SUPPLIED INFORMATION:
##############################
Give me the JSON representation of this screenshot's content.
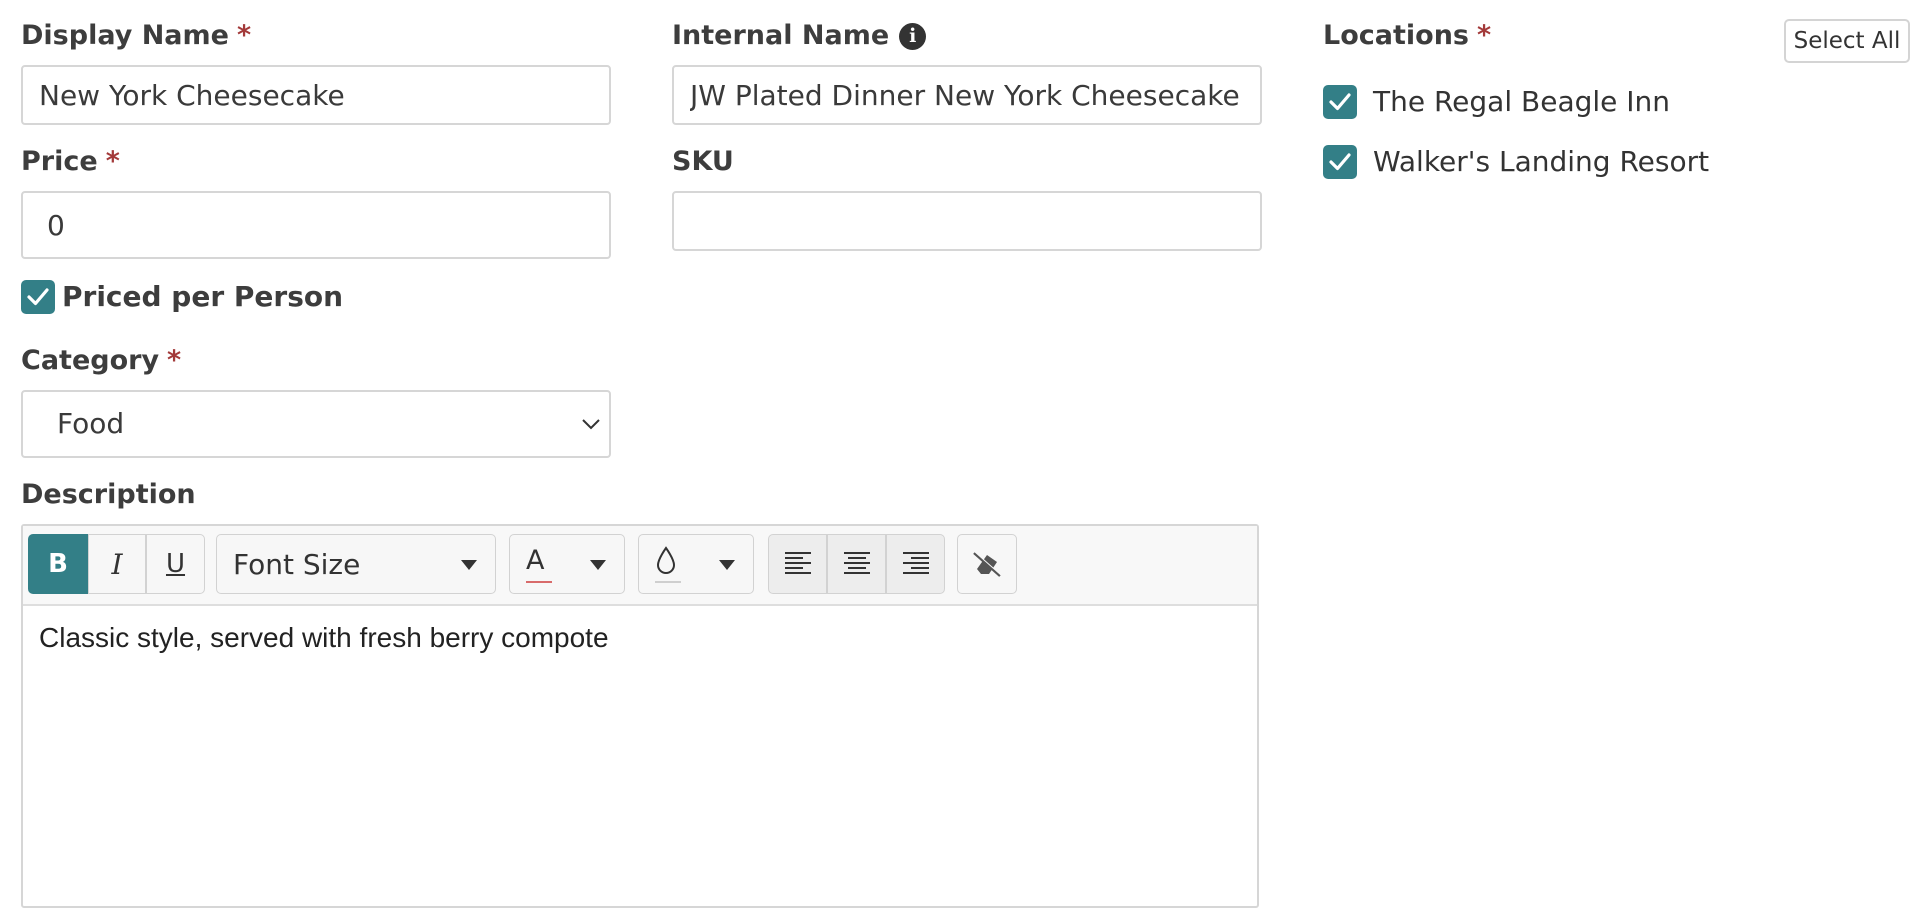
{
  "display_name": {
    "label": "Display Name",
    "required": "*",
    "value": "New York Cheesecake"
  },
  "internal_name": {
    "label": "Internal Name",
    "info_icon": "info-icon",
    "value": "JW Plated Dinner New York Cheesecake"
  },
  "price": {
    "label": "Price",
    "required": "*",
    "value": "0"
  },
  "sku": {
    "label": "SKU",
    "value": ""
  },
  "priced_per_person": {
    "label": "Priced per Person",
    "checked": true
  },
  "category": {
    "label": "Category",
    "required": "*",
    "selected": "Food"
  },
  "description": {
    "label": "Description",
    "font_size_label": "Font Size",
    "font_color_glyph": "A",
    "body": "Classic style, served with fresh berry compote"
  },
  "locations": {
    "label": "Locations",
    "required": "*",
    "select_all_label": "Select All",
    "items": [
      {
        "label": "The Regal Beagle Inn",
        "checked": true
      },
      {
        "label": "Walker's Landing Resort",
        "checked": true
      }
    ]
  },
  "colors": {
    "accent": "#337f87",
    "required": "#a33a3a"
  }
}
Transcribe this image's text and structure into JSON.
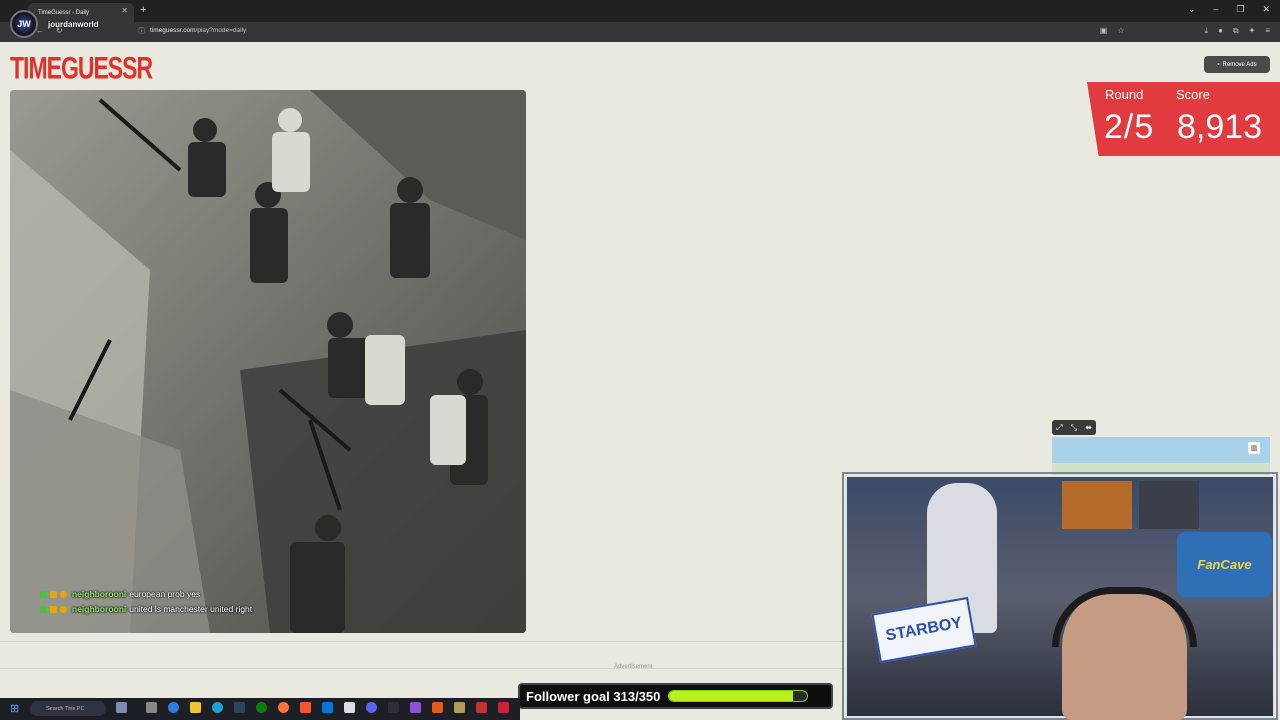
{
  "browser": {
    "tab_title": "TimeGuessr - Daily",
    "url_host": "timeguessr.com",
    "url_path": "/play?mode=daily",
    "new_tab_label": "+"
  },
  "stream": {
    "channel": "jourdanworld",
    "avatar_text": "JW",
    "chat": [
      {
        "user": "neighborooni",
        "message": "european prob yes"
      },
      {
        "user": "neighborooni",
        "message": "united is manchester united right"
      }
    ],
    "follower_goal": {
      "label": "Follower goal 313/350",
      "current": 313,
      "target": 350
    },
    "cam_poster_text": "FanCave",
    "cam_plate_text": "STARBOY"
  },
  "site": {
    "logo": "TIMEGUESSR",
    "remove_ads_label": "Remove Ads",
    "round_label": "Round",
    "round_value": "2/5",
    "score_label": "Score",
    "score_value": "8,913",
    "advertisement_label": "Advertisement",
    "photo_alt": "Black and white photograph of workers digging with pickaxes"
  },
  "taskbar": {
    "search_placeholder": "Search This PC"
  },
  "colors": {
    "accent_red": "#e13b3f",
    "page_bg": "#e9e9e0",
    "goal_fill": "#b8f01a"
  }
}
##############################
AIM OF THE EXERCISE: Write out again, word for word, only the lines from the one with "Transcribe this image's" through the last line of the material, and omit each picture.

REPLY TO THE TASK:
Transcribe this image's text and structure into JSON.
{
  "browser": {
    "tab_title": "TimeGuessr - Daily",
    "url_host": "timeguessr.com",
    "url_path": "/play?mode=daily",
    "new_tab_label": "+"
  },
  "stream": {
    "channel": "jourdanworld",
    "avatar_text": "JW",
    "chat": [
      {
        "user": "neighborooni",
        "message": "european prob yes"
      },
      {
        "user": "neighborooni",
        "message": "united is manchester united right"
      }
    ],
    "follower_goal": {
      "label": "Follower goal 313/350",
      "current": 313,
      "target": 350
    },
    "cam_poster_text": "FanCave",
    "cam_plate_text": "STARBOY"
  },
  "site": {
    "logo": "TIMEGUESSR",
    "remove_ads_label": "Remove Ads",
    "round_label": "Round",
    "round_value": "2/5",
    "score_label": "Score",
    "score_value": "8,913",
    "advertisement_label": "Advertisement",
    "photo_alt": "Black and white photograph of workers digging with pickaxes"
  },
  "taskbar": {
    "search_placeholder": "Search This PC"
  },
  "colors": {
    "accent_red": "#e13b3f",
    "page_bg": "#e9e9e0",
    "goal_fill": "#b8f01a"
  }
}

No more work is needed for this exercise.